Rubina Kimiia

Rubina Kimiia was born and raised in New Zealand, with Polynesian heritage from Samoa and the Cook Islands. She is an educator, songwriter and arranger, director, studio vocalist, musician and producer. Specialising in vocal arranging, her skills are sought after for many diverse projects for a wide range of media and genres of music.

She is also a dedicated music educator both in and out of the classroom. For example, she taught in the Torres Strait region for six years and was the recipient of three Australia Day Awards for musical services to that community.

Combined with her people, organisational and management skills, Rubina Kimiia strives to use her music abilities and experiences to produce excellent and uplifting music: music that can educate and elevate the soul and contribute to the building and bettering of humanity and society.

Rubina Kimiia

Cook Islands and Samoa

The southern Pacific Ocean has been described as a “sea of islands”. Guided by the stars, millennia ago the ancestors of present day Polynesians sailed in large sea-going canoes and inhabited the myriad islands that stretch for many thousands of kilometres.
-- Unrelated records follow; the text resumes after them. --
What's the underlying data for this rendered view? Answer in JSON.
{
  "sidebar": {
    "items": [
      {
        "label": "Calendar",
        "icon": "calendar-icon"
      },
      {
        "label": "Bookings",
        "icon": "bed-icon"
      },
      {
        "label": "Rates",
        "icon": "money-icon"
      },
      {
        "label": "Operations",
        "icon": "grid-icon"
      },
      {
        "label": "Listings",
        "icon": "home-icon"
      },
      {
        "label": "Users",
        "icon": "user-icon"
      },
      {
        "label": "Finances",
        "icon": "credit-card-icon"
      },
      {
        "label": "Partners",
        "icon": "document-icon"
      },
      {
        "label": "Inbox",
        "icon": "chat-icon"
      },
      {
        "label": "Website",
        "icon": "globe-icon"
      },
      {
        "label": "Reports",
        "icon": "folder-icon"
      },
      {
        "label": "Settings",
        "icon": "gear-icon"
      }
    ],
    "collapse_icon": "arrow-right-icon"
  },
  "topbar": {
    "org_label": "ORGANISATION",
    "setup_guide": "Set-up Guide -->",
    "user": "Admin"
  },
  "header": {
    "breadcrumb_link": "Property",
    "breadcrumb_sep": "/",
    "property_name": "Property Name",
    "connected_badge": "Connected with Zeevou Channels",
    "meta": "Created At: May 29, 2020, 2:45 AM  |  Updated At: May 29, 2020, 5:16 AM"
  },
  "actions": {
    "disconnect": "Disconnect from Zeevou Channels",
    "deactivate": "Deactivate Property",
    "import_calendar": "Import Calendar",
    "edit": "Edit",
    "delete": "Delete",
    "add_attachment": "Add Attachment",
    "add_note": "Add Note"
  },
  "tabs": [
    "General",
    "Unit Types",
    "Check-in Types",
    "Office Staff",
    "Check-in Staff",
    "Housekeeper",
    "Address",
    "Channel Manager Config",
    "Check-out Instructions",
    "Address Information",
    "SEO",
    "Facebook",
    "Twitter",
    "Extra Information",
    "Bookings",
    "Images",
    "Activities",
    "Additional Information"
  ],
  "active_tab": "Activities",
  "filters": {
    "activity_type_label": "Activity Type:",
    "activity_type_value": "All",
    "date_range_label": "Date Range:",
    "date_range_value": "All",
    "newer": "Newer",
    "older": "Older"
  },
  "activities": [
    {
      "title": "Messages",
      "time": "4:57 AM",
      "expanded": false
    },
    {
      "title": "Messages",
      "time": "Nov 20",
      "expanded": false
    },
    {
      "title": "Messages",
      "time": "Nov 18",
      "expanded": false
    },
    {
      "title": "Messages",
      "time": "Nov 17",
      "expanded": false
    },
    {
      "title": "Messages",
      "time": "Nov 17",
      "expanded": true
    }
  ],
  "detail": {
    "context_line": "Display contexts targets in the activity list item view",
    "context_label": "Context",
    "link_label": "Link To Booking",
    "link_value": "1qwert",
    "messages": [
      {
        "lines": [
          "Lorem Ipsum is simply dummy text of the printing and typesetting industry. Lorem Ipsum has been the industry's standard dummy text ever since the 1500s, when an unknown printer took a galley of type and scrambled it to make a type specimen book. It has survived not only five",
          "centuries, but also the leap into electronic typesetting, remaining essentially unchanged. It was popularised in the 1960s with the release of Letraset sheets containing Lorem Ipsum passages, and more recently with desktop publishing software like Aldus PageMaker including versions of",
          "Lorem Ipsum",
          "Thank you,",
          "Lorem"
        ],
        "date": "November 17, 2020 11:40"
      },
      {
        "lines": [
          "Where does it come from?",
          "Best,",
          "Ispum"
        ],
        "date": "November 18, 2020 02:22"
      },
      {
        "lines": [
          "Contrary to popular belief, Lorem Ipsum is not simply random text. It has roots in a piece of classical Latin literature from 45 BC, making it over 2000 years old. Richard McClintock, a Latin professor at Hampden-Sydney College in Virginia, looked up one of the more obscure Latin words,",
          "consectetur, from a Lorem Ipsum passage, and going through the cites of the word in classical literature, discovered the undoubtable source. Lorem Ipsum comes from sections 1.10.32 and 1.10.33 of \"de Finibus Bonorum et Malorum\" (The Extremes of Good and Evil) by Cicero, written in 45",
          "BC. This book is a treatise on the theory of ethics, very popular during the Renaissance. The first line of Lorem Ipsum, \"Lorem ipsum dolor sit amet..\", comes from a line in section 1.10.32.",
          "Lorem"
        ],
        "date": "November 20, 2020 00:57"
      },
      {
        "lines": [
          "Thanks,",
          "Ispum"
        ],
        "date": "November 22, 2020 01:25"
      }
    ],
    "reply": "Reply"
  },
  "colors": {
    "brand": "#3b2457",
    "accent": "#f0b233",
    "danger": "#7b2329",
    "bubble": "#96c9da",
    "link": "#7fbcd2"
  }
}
From Hawaii in the north to Rapa Nui (Easter Island) in the east to Aotearoa (New Zealand) in the south, they brought their culture, way of life and language to a vast area referred to as the Polynesian triangle, a part of Oceania.

One of the many groups of islands in Polynesia is the Cook Islands, picturesque volcanic islands surrounded by coral reefs and tropical seas. Polynesian migrants from Tahiti settled the islands in the sixth century CE and European contact began in the sixteenth century CE with Spanish explorers. Captain James Cook travelled through in 1773 and 1776 and after prolonged settlement beginning in the 1820s the islands eventually become a protectorate of Britain in 1888. The islands were incorporated within the boundaries of the colony of New Zealand in 1901, which created a formal political relationship that continues today. In 1949 Cook Islanders who were British subjects acquired New Zealand citizenship. The Cook Islands was a New Zealand dependent territory until 1965 when it gained self-government.

Another group of islands in Polynesia is the Samoan archipelago. Over three thousands years ago, seafaring Polynesian migrants arrived. The archipelago has two distinct political entities, American Samoa and Samoa, both with different colonial histories. American Samoa is now an unincorporated territory of the United States of America but in the colonial era starting in the 1960s it was the site of competing claims by Britain, Germany and the United States and internal strife. The independent state of Samoa, formerly known as Western Samoa, was similarly a site of colonial competition and internal strife but gained effective sovereignty in 1962. However, there had been decades of sustained resistance to colonial control, including that of New Zealand after it annexed Samoa from Germany at the beginning of World War One (1914).

One of the lasting legacies of the European and American invasions and colonisations of the Cook Islands and Samoa is adherence to Christian religions by most residents. In the Cook Islands, the London Missionary Society arrived 1821. In 1823 a schooner carrying the missionary John Williams arrived at Mangaia the southern-most island. This lead eventually to the demise of traditional religious practices and brought about changes in the local society and culture as previous traditions were discarded or adapted to accommodate the new beliefs and the inevitable new power relationships. In Samoa, Williams arrived at Apia in 1830 and by 1834 there were texts in Samoan language. Today, the motto on Samoa’s crest reads “Fa’avae I Le Atua Samoa” which means, “Samoa is founded on God”.